During each betting round the players try to form the best poker hand with their two personal cards and the five community cards on the board. There are several ways to make a poker hand, but the most common ones include high cards, one pair, straights, and flushes. A high card is the best hand you can have, and it beats all other hands except a full house.

While it is possible to win large amounts of money from poker, this should not be your primary motivation for playing the game. It is far more important to develop your skills as a player and learn the game properly. To achieve this, you should begin at the lowest limits available. This way, you can play against weaker opponents and learn the game without risking a lot of money.

A good starting point is to find a free online poker course that provides you with the basics of the game and its strategy. Many of these courses are offered by online universities and are taught by professors with extensive experience in the game. These instructors can provide a personalized approach to learning the game.
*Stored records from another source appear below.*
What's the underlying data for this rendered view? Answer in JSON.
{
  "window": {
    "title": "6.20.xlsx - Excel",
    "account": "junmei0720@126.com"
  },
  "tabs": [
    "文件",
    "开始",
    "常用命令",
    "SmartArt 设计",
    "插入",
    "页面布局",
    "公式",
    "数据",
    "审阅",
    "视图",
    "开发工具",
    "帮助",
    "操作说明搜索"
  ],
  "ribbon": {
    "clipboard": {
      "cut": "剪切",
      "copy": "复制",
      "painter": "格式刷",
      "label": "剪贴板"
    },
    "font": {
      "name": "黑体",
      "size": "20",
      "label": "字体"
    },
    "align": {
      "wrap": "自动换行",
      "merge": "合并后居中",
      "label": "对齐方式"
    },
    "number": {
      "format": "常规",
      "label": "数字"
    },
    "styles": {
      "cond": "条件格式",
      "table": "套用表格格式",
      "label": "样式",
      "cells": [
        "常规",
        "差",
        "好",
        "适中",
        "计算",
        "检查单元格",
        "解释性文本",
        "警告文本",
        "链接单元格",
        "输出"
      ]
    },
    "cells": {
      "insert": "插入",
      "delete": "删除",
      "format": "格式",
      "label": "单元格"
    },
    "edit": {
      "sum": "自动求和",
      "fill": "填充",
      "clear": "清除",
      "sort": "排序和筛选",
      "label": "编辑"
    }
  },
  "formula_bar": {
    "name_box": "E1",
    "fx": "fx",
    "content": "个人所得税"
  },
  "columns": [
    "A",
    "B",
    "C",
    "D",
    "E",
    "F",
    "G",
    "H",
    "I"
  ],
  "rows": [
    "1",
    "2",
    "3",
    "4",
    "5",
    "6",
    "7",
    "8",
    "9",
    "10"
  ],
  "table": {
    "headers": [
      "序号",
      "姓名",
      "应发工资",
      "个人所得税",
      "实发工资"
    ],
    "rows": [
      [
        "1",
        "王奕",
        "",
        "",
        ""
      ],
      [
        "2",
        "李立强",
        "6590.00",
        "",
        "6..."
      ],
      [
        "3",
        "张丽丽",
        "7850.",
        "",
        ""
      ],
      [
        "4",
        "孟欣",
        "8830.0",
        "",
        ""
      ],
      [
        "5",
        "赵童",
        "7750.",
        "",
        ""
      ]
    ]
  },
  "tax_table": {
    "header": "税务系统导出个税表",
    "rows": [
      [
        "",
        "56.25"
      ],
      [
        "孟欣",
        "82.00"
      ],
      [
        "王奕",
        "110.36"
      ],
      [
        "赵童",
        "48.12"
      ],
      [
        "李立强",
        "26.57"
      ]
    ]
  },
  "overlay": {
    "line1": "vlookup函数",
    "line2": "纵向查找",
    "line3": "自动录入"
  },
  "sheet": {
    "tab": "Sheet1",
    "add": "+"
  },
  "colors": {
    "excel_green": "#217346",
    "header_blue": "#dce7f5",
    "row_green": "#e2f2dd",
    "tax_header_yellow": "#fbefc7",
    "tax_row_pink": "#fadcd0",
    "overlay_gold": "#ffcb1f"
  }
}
In addition, these courses can teach you how to use math and statistics to improve your game. Moreover, they can help you understand the importance of position and how it affects your overall game plan. This can increase your chances of winning the game by giving you a clear understanding of your strengths and weaknesses. You can then make adjustments to your game accordingly. Furthermore, it will help you avoid making costly mistakes that may lead to bad results.
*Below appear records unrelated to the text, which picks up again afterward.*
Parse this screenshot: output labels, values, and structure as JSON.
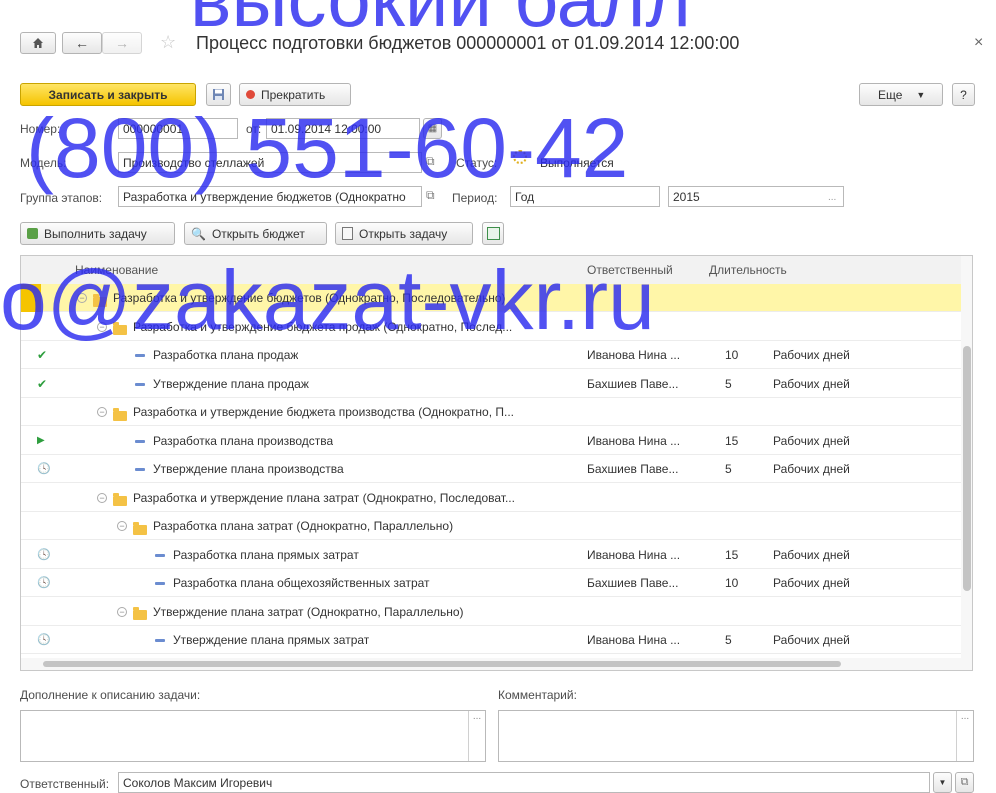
{
  "header": {
    "title": "Процесс подготовки бюджетов 000000001 от 01.09.2014 12:00:00",
    "close": "×"
  },
  "toolbar": {
    "save_close": "Записать и закрыть",
    "stop": "Прекратить",
    "more": "Еще",
    "help": "?"
  },
  "form": {
    "number_label": "Номер:",
    "number_value": "000000001",
    "date_label": "от:",
    "date_value": "01.09.2014 12:00:00",
    "model_label": "Модель:",
    "model_value": "Производство стеллажей",
    "status_label": "Статус:",
    "status_value": "Выполняется",
    "stage_group_label": "Группа этапов:",
    "stage_group_value": "Разработка и утверждение бюджетов (Однократно",
    "period_label": "Период:",
    "period_type": "Год",
    "period_value": "2015"
  },
  "actions": {
    "execute": "Выполнить задачу",
    "open_budget": "Открыть бюджет",
    "open_task": "Открыть задачу"
  },
  "table": {
    "columns": [
      "Наименование",
      "Ответственный",
      "Длительность"
    ],
    "rows": [
      {
        "state": "",
        "name": "Разработка и утверждение бюджетов (Однократно, Последовательно)",
        "resp": "",
        "dur": "",
        "unit": ""
      },
      {
        "state": "",
        "name": "Разработка и утверждение бюджета продаж (Однократно, Послед...",
        "resp": "",
        "dur": "",
        "unit": ""
      },
      {
        "state": "done",
        "name": "Разработка плана продаж",
        "resp": "Иванова Нина ...",
        "dur": "10",
        "unit": "Рабочих дней"
      },
      {
        "state": "done",
        "name": "Утверждение плана продаж",
        "resp": "Бахшиев Паве...",
        "dur": "5",
        "unit": "Рабочих дней"
      },
      {
        "state": "",
        "name": "Разработка и утверждение бюджета производства (Однократно, П...",
        "resp": "",
        "dur": "",
        "unit": ""
      },
      {
        "state": "running",
        "name": "Разработка плана производства",
        "resp": "Иванова Нина ...",
        "dur": "15",
        "unit": "Рабочих дней"
      },
      {
        "state": "waiting",
        "name": "Утверждение плана производства",
        "resp": "Бахшиев Паве...",
        "dur": "5",
        "unit": "Рабочих дней"
      },
      {
        "state": "",
        "name": "Разработка и утверждение плана затрат (Однократно, Последоват...",
        "resp": "",
        "dur": "",
        "unit": ""
      },
      {
        "state": "",
        "name": "Разработка плана затрат (Однократно, Параллельно)",
        "resp": "",
        "dur": "",
        "unit": ""
      },
      {
        "state": "waiting",
        "name": "Разработка плана прямых затрат",
        "resp": "Иванова Нина ...",
        "dur": "15",
        "unit": "Рабочих дней"
      },
      {
        "state": "waiting",
        "name": "Разработка плана общехозяйственных затрат",
        "resp": "Бахшиев Паве...",
        "dur": "10",
        "unit": "Рабочих дней"
      },
      {
        "state": "",
        "name": "Утверждение плана затрат (Однократно, Параллельно)",
        "resp": "",
        "dur": "",
        "unit": ""
      },
      {
        "state": "waiting",
        "name": "Утверждение плана прямых затрат",
        "resp": "Иванова Нина ...",
        "dur": "5",
        "unit": "Рабочих дней"
      }
    ]
  },
  "bottom": {
    "addition_label": "Дополнение к описанию задачи:",
    "comment_label": "Комментарий:",
    "responsible_label": "Ответственный:",
    "responsible_value": "Соколов Максим Игоревич"
  },
  "watermark": {
    "line1": "высокий балл",
    "line2": "(800) 551-60-42",
    "line3": "o@zakazat-vkr.ru"
  },
  "colors": {
    "accent_yellow": "#f5c400",
    "selected_row": "#fff6a8",
    "done_green": "#2e9e3e",
    "watermark_blue": "#2b2bf0"
  }
}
How to Find a Good Sportsbook


A sportsbook is a place where people can make bets on different sporting events. They also accept wagers on other things, such as political elections and award ceremonies. Many of these sportsbooks are legal and operate with a license, but some do not, and that’s why it’s important to research each one before making a bet.

In addition to offering a variety of betting options, sportsbooks often have unique bonuses and promotions for new customers. They may offer a free bet on your first wager or a sign-up bonus of up to $500. These bonuses can help you get started with your sports betting and can even increase your bankroll. It’s important to read the terms and conditions of each bonus and understand how it works before accepting it.
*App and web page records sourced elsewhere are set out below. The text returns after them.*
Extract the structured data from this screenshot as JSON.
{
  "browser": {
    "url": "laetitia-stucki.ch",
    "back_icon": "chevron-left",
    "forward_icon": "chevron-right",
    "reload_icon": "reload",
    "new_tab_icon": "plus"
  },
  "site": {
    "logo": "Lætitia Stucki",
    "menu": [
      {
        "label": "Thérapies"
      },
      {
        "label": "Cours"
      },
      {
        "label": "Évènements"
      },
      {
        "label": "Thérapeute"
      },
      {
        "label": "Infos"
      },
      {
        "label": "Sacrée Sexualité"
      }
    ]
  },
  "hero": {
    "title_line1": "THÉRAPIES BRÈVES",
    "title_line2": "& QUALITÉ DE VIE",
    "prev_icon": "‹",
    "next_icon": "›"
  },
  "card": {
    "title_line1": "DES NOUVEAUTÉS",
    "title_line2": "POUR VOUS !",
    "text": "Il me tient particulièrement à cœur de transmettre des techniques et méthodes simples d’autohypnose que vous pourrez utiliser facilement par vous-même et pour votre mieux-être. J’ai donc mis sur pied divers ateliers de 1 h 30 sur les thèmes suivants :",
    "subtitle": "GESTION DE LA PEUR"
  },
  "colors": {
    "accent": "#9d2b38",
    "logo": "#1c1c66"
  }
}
Online sportsbooks have exploded in popularity since the 2018 Supreme Court ruling made sports betting legal in most states. This has sparked competition and innovation in an industry that was stagnant for decades. However, this boom has also brought a number of controversies and problems. These controversies are the result of the unregulated nature of sports betting, and many of them are rooted in technological or other factors.

The first step in finding a good sportsbook is to investigate the reputation of the site and its customer service. Using social media and other online resources can help you find out what others are saying about the sportsbook. But don’t take user reviews as gospel – what one person considers negative, another might find positive. You should also check out the sportsbooks’ betting menu and rules to see if they are right for you.

Sportsbooks make money by collecting a commission, known as vigorish or juice, on losing bets. This is usually 10%, but it can be higher or lower. The sportsbooks then use the remaining amount to pay punters that win bets. The sportsbooks’ edge is the difference between these two amounts.

To bet on a team, you can go to the sportsbook’s website and click on the odds for that team. Then, you can choose the bet you want to make. The bet will then show up on the screen and you can place your bets. The odds are based on how likely it is that the team will win and lose.

In the US, FanDuel is a top-rated sportsbook with an attractive signup bonus and a wide range of markets. The company offers a 10x first bet, daily free-to-play pools and lots of profit boosts to keep its players interested. The site’s user interface is simple and easy to navigate, and its payout speeds are some of the fastest in the business. The site also has an app that’s available to both desktop and mobile users. It’s a great option for those looking to try out the sportsbook scene and enjoy the thrill of placing bets on their favorite teams.